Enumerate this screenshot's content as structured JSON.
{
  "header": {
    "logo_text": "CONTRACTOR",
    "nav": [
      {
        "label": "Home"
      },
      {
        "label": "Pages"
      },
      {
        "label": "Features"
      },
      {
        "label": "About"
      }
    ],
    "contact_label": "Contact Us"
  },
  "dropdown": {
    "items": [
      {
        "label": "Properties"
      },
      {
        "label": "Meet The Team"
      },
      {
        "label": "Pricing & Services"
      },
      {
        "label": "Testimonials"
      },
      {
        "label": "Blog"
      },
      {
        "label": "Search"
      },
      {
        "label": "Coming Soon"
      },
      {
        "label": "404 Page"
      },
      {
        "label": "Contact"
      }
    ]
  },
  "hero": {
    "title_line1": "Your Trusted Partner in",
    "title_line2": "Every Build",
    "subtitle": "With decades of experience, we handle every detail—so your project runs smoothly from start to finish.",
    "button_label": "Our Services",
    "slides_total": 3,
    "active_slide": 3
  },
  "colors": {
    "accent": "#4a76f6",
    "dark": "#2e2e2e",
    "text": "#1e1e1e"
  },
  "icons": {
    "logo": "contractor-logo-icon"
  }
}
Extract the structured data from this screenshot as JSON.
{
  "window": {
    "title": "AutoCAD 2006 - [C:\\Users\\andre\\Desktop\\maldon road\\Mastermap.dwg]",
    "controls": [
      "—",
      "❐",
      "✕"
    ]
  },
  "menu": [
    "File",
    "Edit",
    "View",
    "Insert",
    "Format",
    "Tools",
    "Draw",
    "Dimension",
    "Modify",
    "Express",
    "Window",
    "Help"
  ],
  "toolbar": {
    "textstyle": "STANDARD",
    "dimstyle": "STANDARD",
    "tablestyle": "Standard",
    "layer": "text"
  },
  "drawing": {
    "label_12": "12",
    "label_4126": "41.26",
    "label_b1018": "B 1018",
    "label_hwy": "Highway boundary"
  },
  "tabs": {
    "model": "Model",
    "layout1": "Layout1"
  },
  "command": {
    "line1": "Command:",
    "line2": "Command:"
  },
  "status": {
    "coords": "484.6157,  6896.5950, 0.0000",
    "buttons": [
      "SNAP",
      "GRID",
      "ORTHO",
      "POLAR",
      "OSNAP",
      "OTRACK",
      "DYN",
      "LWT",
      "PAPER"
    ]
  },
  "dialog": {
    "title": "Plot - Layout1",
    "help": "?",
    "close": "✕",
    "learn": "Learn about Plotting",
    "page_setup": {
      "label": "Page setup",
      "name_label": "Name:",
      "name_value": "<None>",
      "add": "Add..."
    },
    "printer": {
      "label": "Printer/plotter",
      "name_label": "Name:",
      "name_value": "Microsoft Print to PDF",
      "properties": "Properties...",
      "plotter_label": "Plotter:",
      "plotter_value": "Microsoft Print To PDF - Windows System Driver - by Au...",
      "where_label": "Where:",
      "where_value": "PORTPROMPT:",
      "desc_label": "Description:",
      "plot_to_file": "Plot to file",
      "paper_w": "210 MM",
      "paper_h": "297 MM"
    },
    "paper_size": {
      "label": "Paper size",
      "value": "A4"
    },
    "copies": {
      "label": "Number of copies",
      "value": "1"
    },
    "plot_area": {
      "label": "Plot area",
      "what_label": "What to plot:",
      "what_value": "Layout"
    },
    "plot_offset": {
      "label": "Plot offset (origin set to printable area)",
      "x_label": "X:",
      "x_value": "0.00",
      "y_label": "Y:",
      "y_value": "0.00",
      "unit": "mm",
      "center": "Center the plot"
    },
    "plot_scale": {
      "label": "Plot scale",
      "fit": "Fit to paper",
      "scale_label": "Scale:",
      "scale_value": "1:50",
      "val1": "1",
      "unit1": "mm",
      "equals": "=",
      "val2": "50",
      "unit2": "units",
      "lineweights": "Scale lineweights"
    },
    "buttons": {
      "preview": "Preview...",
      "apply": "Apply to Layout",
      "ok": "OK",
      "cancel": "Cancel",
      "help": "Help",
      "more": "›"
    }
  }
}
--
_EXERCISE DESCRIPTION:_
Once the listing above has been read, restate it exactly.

_ANSWER SECTION:_
Enumerate this screenshot's content as structured JSON.
{
  "header": {
    "logo_text": "CONTRACTOR",
    "nav": [
      {
        "label": "Home"
      },
      {
        "label": "Pages"
      },
      {
        "label": "Features"
      },
      {
        "label": "About"
      }
    ],
    "contact_label": "Contact Us"
  },
  "dropdown": {
    "items": [
      {
        "label": "Properties"
      },
      {
        "label": "Meet The Team"
      },
      {
        "label": "Pricing & Services"
      },
      {
        "label": "Testimonials"
      },
      {
        "label": "Blog"
      },
      {
        "label": "Search"
      },
      {
        "label": "Coming Soon"
      },
      {
        "label": "404 Page"
      },
      {
        "label": "Contact"
      }
    ]
  },
  "hero": {
    "title_line1": "Your Trusted Partner in",
    "title_line2": "Every Build",
    "subtitle": "With decades of experience, we handle every detail—so your project runs smoothly from start to finish.",
    "button_label": "Our Services",
    "slides_total": 3,
    "active_slide": 3
  },
  "colors": {
    "accent": "#4a76f6",
    "dark": "#2e2e2e",
    "text": "#1e1e1e"
  },
  "icons": {
    "logo": "contractor-logo-icon"
  }
}
Extract the structured data from this screenshot as JSON.
{
  "window": {
    "title": "AutoCAD 2006 - [C:\\Users\\andre\\Desktop\\maldon road\\Mastermap.dwg]",
    "controls": [
      "—",
      "❐",
      "✕"
    ]
  },
  "menu": [
    "File",
    "Edit",
    "View",
    "Insert",
    "Format",
    "Tools",
    "Draw",
    "Dimension",
    "Modify",
    "Express",
    "Window",
    "Help"
  ],
  "toolbar": {
    "textstyle": "STANDARD",
    "dimstyle": "STANDARD",
    "tablestyle": "Standard",
    "layer": "text"
  },
  "drawing": {
    "label_12": "12",
    "label_4126": "41.26",
    "label_b1018": "B 1018",
    "label_hwy": "Highway boundary"
  },
  "tabs": {
    "model": "Model",
    "layout1": "Layout1"
  },
  "command": {
    "line1": "Command:",
    "line2": "Command:"
  },
  "status": {
    "coords": "484.6157,  6896.5950, 0.0000",
    "buttons": [
      "SNAP",
      "GRID",
      "ORTHO",
      "POLAR",
      "OSNAP",
      "OTRACK",
      "DYN",
      "LWT",
      "PAPER"
    ]
  },
  "dialog": {
    "title": "Plot - Layout1",
    "help": "?",
    "close": "✕",
    "learn": "Learn about Plotting",
    "page_setup": {
      "label": "Page setup",
      "name_label": "Name:",
      "name_value": "<None>",
      "add": "Add..."
    },
    "printer": {
      "label": "Printer/plotter",
      "name_label": "Name:",
      "name_value": "Microsoft Print to PDF",
      "properties": "Properties...",
      "plotter_label": "Plotter:",
      "plotter_value": "Microsoft Print To PDF - Windows System Driver - by Au...",
      "where_label": "Where:",
      "where_value": "PORTPROMPT:",
      "desc_label": "Description:",
      "plot_to_file": "Plot to file",
      "paper_w": "210 MM",
      "paper_h": "297 MM"
    },
    "paper_size": {
      "label": "Paper size",
      "value": "A4"
    },
    "copies": {
      "label": "Number of copies",
      "value": "1"
    },
    "plot_area": {
      "label": "Plot area",
      "what_label": "What to plot:",
      "what_value": "Layout"
    },
    "plot_offset": {
      "label": "Plot offset (origin set to printable area)",
      "x_label": "X:",
      "x_value": "0.00",
      "y_label": "Y:",
      "y_value": "0.00",
      "unit": "mm",
      "center": "Center the plot"
    },
    "plot_scale": {
      "label": "Plot scale",
      "fit": "Fit to paper",
      "scale_label": "Scale:",
      "scale_value": "1:50",
      "val1": "1",
      "unit1": "mm",
      "equals": "=",
      "val2": "50",
      "unit2": "units",
      "lineweights": "Scale lineweights"
    },
    "buttons": {
      "preview": "Preview...",
      "apply": "Apply to Layout",
      "ok": "OK",
      "cancel": "Cancel",
      "help": "Help",
      "more": "›"
    }
  }
}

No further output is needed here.